→ **DIRECTIONS**: Repeat every entry word for word, but leave the images out of your copy.

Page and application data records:

****************

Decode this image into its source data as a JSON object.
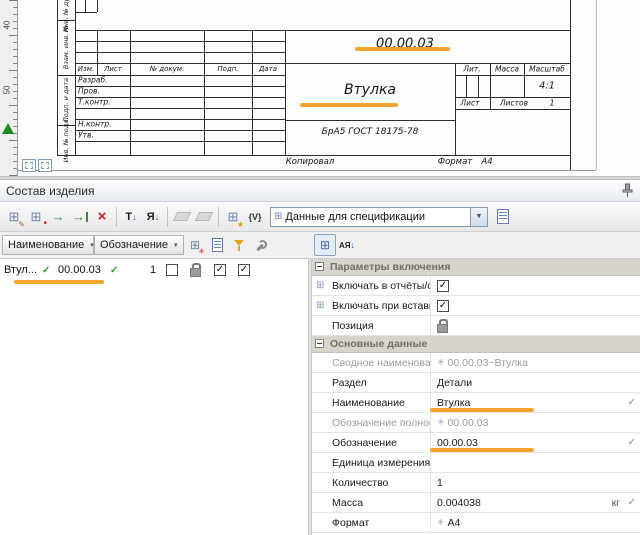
{
  "drawing": {
    "ruler_labels": [
      "40",
      "50"
    ],
    "side_labels": [
      "Инв. № дубл.",
      "Взам. инв. №",
      "Подп. и дата",
      "Инв. № подл."
    ],
    "title_block": {
      "designation": "00.00.03",
      "name": "Втулка",
      "material": "БрА5 ГОСТ 18175-78",
      "scale_value": "4:1",
      "sheets_value": "1",
      "col_izm": "Изм.",
      "col_list": "Лист",
      "col_doc": "№ докум.",
      "col_podp": "Подп.",
      "col_data": "Дата",
      "role_razrab": "Разраб.",
      "role_prov": "Пров.",
      "role_tkontr": "Т.контр.",
      "role_nkontr": "Н.контр.",
      "role_utv": "Утв.",
      "hdr_lit": "Лит.",
      "hdr_massa": "Масса",
      "hdr_masshtab": "Масштаб",
      "lbl_list": "Лист",
      "lbl_listov": "Листов",
      "footer_copy": "Копировал",
      "footer_format": "Формат",
      "footer_format_value": "А4"
    }
  },
  "panel": {
    "title": "Состав изделия",
    "toolbar": {
      "combo_value": "Данные для спецификации",
      "sort1": "Т",
      "sort2": "Я",
      "vars": "{V}",
      "az": "АЯ"
    },
    "list": {
      "header_name": "Наименование",
      "header_designation": "Обозначение",
      "row": {
        "name": "Втул...",
        "designation": "00.00.03",
        "qty": "1"
      }
    },
    "props": {
      "section1": "Параметры включения",
      "section2": "Основные данные",
      "rows": [
        {
          "label": "Включать в отчёты/с",
          "value": ""
        },
        {
          "label": "Включать при вставк",
          "value": ""
        },
        {
          "label": "Позиция",
          "value": ""
        },
        {
          "label": "Сводное наименование",
          "value": "00.00.03~Втулка"
        },
        {
          "label": "Раздел",
          "value": "Детали"
        },
        {
          "label": "Наименование",
          "value": "Втулка"
        },
        {
          "label": "Обозначение полное",
          "value": "00.00.03"
        },
        {
          "label": "Обозначение",
          "value": "00.00.03"
        },
        {
          "label": "Единица измерения",
          "value": ""
        },
        {
          "label": "Количество",
          "value": "1"
        },
        {
          "label": "Масса",
          "value": "0.004038",
          "unit": "кг"
        },
        {
          "label": "Формат",
          "value": "А4"
        }
      ]
    }
  },
  "glyphs": {
    "check": "✓",
    "dropdown": "▼",
    "menu_arrow": "▾",
    "grid": "⊞",
    "snowflake": "✳",
    "arrow": "→",
    "cross": "×",
    "pencil": "✎",
    "star": "★",
    "dot": "•",
    "down": "↓"
  }
}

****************

→ **SOLUTION TO THE EXERCISE**:
Decode this image into its source data as a JSON object.
{
  "drawing": {
    "ruler_labels": [
      "40",
      "50"
    ],
    "side_labels": [
      "Инв. № дубл.",
      "Взам. инв. №",
      "Подп. и дата",
      "Инв. № подл."
    ],
    "title_block": {
      "designation": "00.00.03",
      "name": "Втулка",
      "material": "БрА5 ГОСТ 18175-78",
      "scale_value": "4:1",
      "sheets_value": "1",
      "col_izm": "Изм.",
      "col_list": "Лист",
      "col_doc": "№ докум.",
      "col_podp": "Подп.",
      "col_data": "Дата",
      "role_razrab": "Разраб.",
      "role_prov": "Пров.",
      "role_tkontr": "Т.контр.",
      "role_nkontr": "Н.контр.",
      "role_utv": "Утв.",
      "hdr_lit": "Лит.",
      "hdr_massa": "Масса",
      "hdr_masshtab": "Масштаб",
      "lbl_list": "Лист",
      "lbl_listov": "Листов",
      "footer_copy": "Копировал",
      "footer_format": "Формат",
      "footer_format_value": "А4"
    }
  },
  "panel": {
    "title": "Состав изделия",
    "toolbar": {
      "combo_value": "Данные для спецификации",
      "sort1": "Т",
      "sort2": "Я",
      "vars": "{V}",
      "az": "АЯ"
    },
    "list": {
      "header_name": "Наименование",
      "header_designation": "Обозначение",
      "row": {
        "name": "Втул...",
        "designation": "00.00.03",
        "qty": "1"
      }
    },
    "props": {
      "section1": "Параметры включения",
      "section2": "Основные данные",
      "rows": [
        {
          "label": "Включать в отчёты/с",
          "value": ""
        },
        {
          "label": "Включать при вставк",
          "value": ""
        },
        {
          "label": "Позиция",
          "value": ""
        },
        {
          "label": "Сводное наименование",
          "value": "00.00.03~Втулка"
        },
        {
          "label": "Раздел",
          "value": "Детали"
        },
        {
          "label": "Наименование",
          "value": "Втулка"
        },
        {
          "label": "Обозначение полное",
          "value": "00.00.03"
        },
        {
          "label": "Обозначение",
          "value": "00.00.03"
        },
        {
          "label": "Единица измерения",
          "value": ""
        },
        {
          "label": "Количество",
          "value": "1"
        },
        {
          "label": "Масса",
          "value": "0.004038",
          "unit": "кг"
        },
        {
          "label": "Формат",
          "value": "А4"
        }
      ]
    }
  },
  "glyphs": {
    "check": "✓",
    "dropdown": "▼",
    "menu_arrow": "▾",
    "grid": "⊞",
    "snowflake": "✳",
    "arrow": "→",
    "cross": "×",
    "pencil": "✎",
    "star": "★",
    "dot": "•",
    "down": "↓"
  }
}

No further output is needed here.